Items from an interface collection:
__________
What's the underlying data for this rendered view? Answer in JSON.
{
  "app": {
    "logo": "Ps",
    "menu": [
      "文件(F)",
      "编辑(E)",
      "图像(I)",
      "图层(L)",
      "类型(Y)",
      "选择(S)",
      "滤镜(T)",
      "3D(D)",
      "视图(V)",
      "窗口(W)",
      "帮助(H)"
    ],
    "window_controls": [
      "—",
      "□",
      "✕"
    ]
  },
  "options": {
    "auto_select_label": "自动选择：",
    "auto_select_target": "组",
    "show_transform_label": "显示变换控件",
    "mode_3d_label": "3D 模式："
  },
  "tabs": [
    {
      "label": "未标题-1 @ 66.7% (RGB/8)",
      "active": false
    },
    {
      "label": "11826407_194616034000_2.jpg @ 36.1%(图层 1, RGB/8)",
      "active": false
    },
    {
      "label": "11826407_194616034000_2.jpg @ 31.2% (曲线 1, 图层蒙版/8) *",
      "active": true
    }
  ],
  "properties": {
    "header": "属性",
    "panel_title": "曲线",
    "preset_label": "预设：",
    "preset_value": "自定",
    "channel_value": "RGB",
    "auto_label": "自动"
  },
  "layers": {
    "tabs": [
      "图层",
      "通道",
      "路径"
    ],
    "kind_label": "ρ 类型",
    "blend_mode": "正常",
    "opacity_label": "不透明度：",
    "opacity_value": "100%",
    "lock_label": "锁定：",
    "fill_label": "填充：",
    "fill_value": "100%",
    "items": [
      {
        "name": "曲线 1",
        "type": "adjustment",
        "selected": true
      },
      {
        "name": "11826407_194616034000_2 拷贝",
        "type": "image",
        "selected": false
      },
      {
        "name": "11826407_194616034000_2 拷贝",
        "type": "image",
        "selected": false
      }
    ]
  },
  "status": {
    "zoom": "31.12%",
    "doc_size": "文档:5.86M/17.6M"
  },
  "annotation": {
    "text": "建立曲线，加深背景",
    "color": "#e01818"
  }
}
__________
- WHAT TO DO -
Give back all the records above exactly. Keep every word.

- RESPONSE -
What's the underlying data for this rendered view? Answer in JSON.
{
  "app": {
    "logo": "Ps",
    "menu": [
      "文件(F)",
      "编辑(E)",
      "图像(I)",
      "图层(L)",
      "类型(Y)",
      "选择(S)",
      "滤镜(T)",
      "3D(D)",
      "视图(V)",
      "窗口(W)",
      "帮助(H)"
    ],
    "window_controls": [
      "—",
      "□",
      "✕"
    ]
  },
  "options": {
    "auto_select_label": "自动选择：",
    "auto_select_target": "组",
    "show_transform_label": "显示变换控件",
    "mode_3d_label": "3D 模式："
  },
  "tabs": [
    {
      "label": "未标题-1 @ 66.7% (RGB/8)",
      "active": false
    },
    {
      "label": "11826407_194616034000_2.jpg @ 36.1%(图层 1, RGB/8)",
      "active": false
    },
    {
      "label": "11826407_194616034000_2.jpg @ 31.2% (曲线 1, 图层蒙版/8) *",
      "active": true
    }
  ],
  "properties": {
    "header": "属性",
    "panel_title": "曲线",
    "preset_label": "预设：",
    "preset_value": "自定",
    "channel_value": "RGB",
    "auto_label": "自动"
  },
  "layers": {
    "tabs": [
      "图层",
      "通道",
      "路径"
    ],
    "kind_label": "ρ 类型",
    "blend_mode": "正常",
    "opacity_label": "不透明度：",
    "opacity_value": "100%",
    "lock_label": "锁定：",
    "fill_label": "填充：",
    "fill_value": "100%",
    "items": [
      {
        "name": "曲线 1",
        "type": "adjustment",
        "selected": true
      },
      {
        "name": "11826407_194616034000_2 拷贝",
        "type": "image",
        "selected": false
      },
      {
        "name": "11826407_194616034000_2 拷贝",
        "type": "image",
        "selected": false
      }
    ]
  },
  "status": {
    "zoom": "31.12%",
    "doc_size": "文档:5.86M/17.6M"
  },
  "annotation": {
    "text": "建立曲线，加深背景",
    "color": "#e01818"
  }
}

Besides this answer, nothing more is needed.